What is the industrial action about?
The University and College Union (UCU) is pursuing national action short of a strike (ASOS) in the form of a marking and assessment boycott.
The dispute relates to pay and working conditions. These issues are negotiated nationally on behalf of all participating universities, and at the University of Bath we have been consistently advocating for an agreement.
What is the University doing to resolve this dispute?
This is a national issue and as a university we have been pressing for more progress at a national level to resolve the remaining dispute. We continue to do so. We deeply regret the worry this has caused our students.
We continue to prioritise the quality of our education, student experience and maintaining positive working relationships with colleagues.
How are you helping our students who have been affected by this industrial action?
We will be doing everything practicable to try and ensure timely graduation and progression decisions for our students wherever possible, while maintaining the quality, rigour, and value of their degrees. We are publishing information and advice for our students in our online Frequently Asked Questions and providing as much information and guidance as possible to colleagues who support students.
The University and the Students Union offer a wide range of support and advice services. Our team of Information and Careers Advisers are here to support students and answer questions they may have relating to job offers and further study places.
The University has also introduced a new Marking and Assessment Boycott Hardship Fund to assist students and graduates who have incurred specific additional costs, encountered financial hardship, or who have committed to a financial outlay that they are subsequently unable to cover because of the marking and assessment boycott.
When will students receive their final marks?
All the assessments students have completed will be marked as soon as possible.
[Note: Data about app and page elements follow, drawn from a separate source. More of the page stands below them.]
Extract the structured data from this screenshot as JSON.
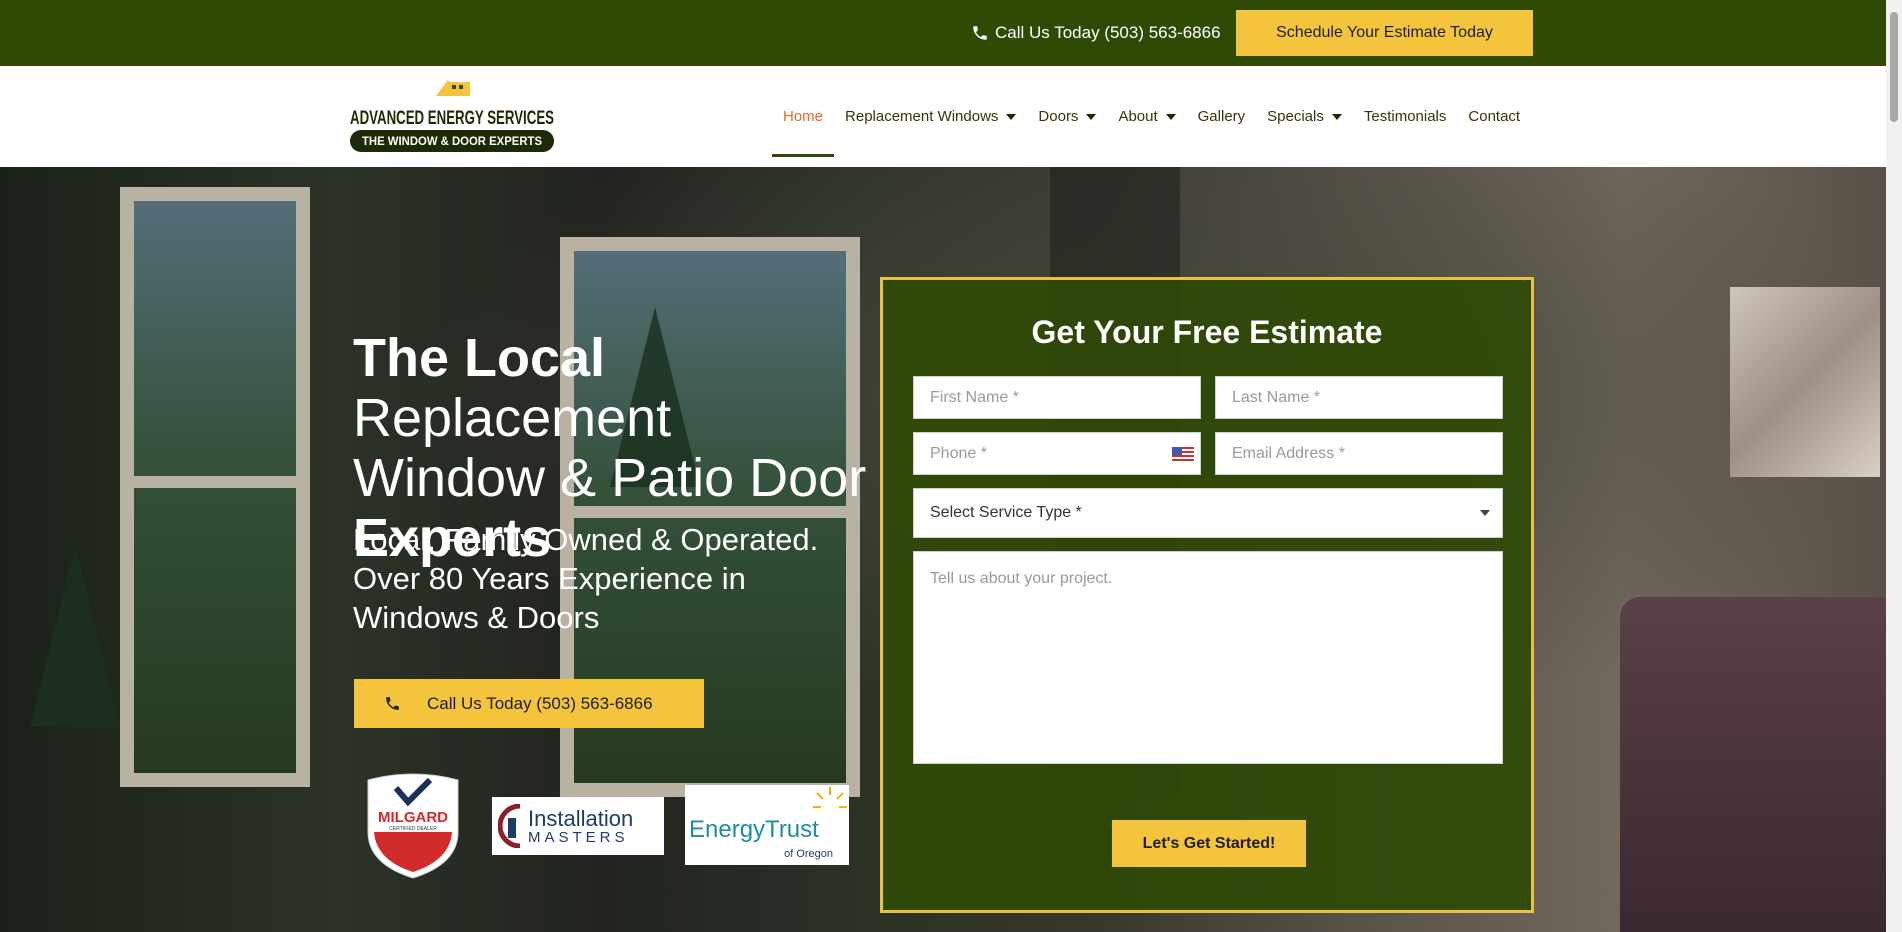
{
  "topbar": {
    "phone_label": "Call Us Today (503) 563-6866",
    "cta_label": "Schedule Your Estimate Today"
  },
  "logo": {
    "line1": "ADVANCED ENERGY SERVICES",
    "line2": "THE WINDOW & DOOR EXPERTS"
  },
  "nav": {
    "items": [
      {
        "label": "Home"
      },
      {
        "label": "Replacement Windows"
      },
      {
        "label": "Doors"
      },
      {
        "label": "About"
      },
      {
        "label": "Gallery"
      },
      {
        "label": "Specials"
      },
      {
        "label": "Testimonials"
      },
      {
        "label": "Contact"
      }
    ]
  },
  "hero": {
    "headline_bold1": "The Local",
    "headline_mid": "Replacement Window & Patio Door",
    "headline_bold2": "Experts",
    "subheadline": "Local, Family Owned & Operated. Over 80 Years Experience in Windows & Doors",
    "call_label": "Call Us Today (503) 563-6866"
  },
  "badges": {
    "milgard": "MILGARD",
    "milgard_sub": "CERTIFIED DEALER",
    "im_title": "Installation",
    "im_sub": "MASTERS",
    "et_title": "EnergyTrust",
    "et_sub": "of Oregon"
  },
  "form": {
    "title": "Get Your Free Estimate",
    "first_name_placeholder": "First Name *",
    "last_name_placeholder": "Last Name *",
    "phone_placeholder": "Phone *",
    "email_placeholder": "Email Address *",
    "service_select": "Select Service Type *",
    "message_placeholder": "Tell us about your project.",
    "submit_label": "Let's Get Started!"
  },
  "colors": {
    "brand_green": "#2f4a05",
    "accent_yellow": "#f4c43c",
    "active_orange": "#e46b22"
  }
}
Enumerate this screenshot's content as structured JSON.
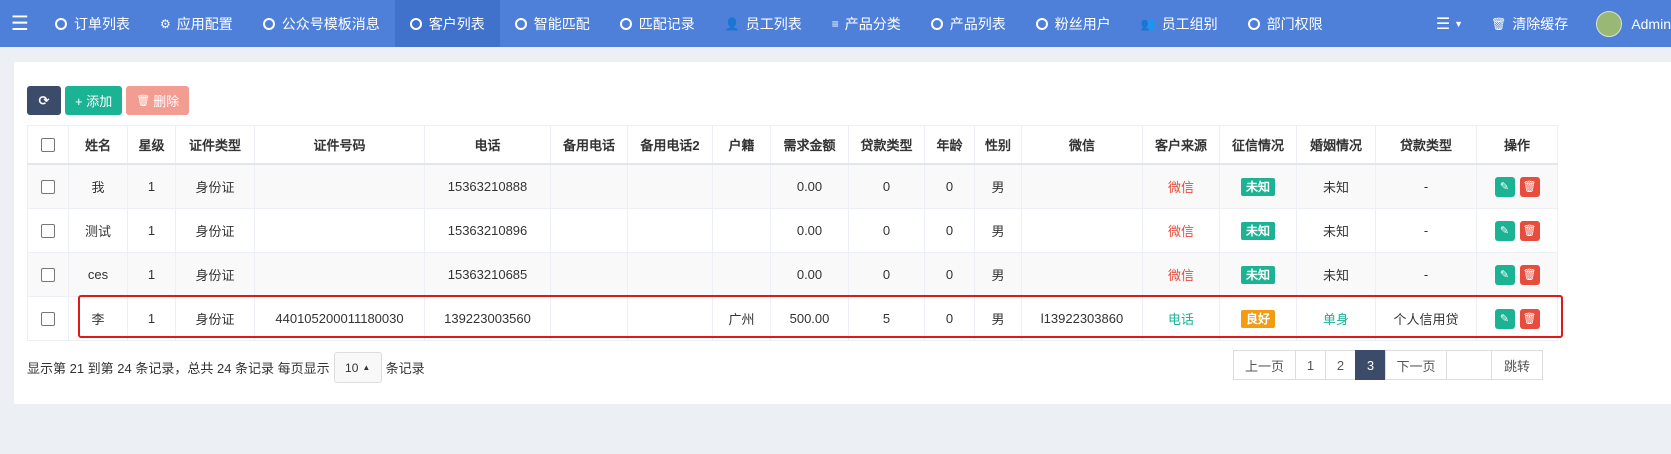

Our academic departments are working to prioritise assessment and marking, and the significant majority of students will receive their marks as expected.
Results are released on the following dates:
- Thursday 6 July – undergraduate final year students
- Thursday 20 July – all other students
On the day, students will be sent an email telling them their unit results and end of year outcome.
For students with results affected by the industrial action, there will be additional information to inform them of this and therefore they have ‘interim’ marks, and an interim classification or award. They will be told the AD (‘admin delay’) grade shows which units and assessments are affected, what is meant by “interim”, and what happens next.
Our priority will be getting timely and robust final marks to students as soon as we can. It is not possible for us to say at this point when this will be, due to the nature of the marking and assessment boycott, but we will process them for decision-making as soon as is practicable once they are available.
Will students be able to attend summer award ceremonies?
Yes, we will be running award ceremonies as planned for final year students who would be expecting to graduate this summer. Even if a student’s assessments have been affected and they have received a final award with an interim classification, or an interim award, they are still eligible to attend ceremonies, process and to wear the academic dress associated with the degree which they have studied towards.
Graduating students will be presented by course, not award, so that no student with an interim award is disadvantaged.
How will students apply for jobs, start graduate schemes, or get onto a postgraduate course if they don't have their degree?
If a student has an offer of employment, further study or a placement that is conditional on the classification of their final award, we will provide helpful supporting information for them to share about any impacts of the industrial action.
As this is a national issue affecting many UK universities, we expect employers and other education institutions to be aware of the situation and we will ensure that we explain the context at Bath. We are liaising with employers and external bodies to ensure we have accurate information and can guide our students through the next steps.
The Institute of Student Employers is making sure employers are aware of the industrial action and has said it does not expect the boycott to impact the offers made or on-boarding process in most cases, more information is on its website.
How can I make a complaint?
A student should contact their Director of Studies, who can offer advice on their specific academic circumstances; if they are unavailable please contact the Head of Department. If a student wants a formal response, they can submit a formal complaint to the University. Visit Guidance for students: making a complaint for more information.
The SU Advice & Support Centre is independent of the University and can also help with this process, you can contact them through firstname.lastname@example.org.
If the student isn’t happy with how their complaint is handled, the University subscribes to the Office of the Independent Adjudicator (OIA) where a student can refer for an independent review once the formal University complaint process is complete.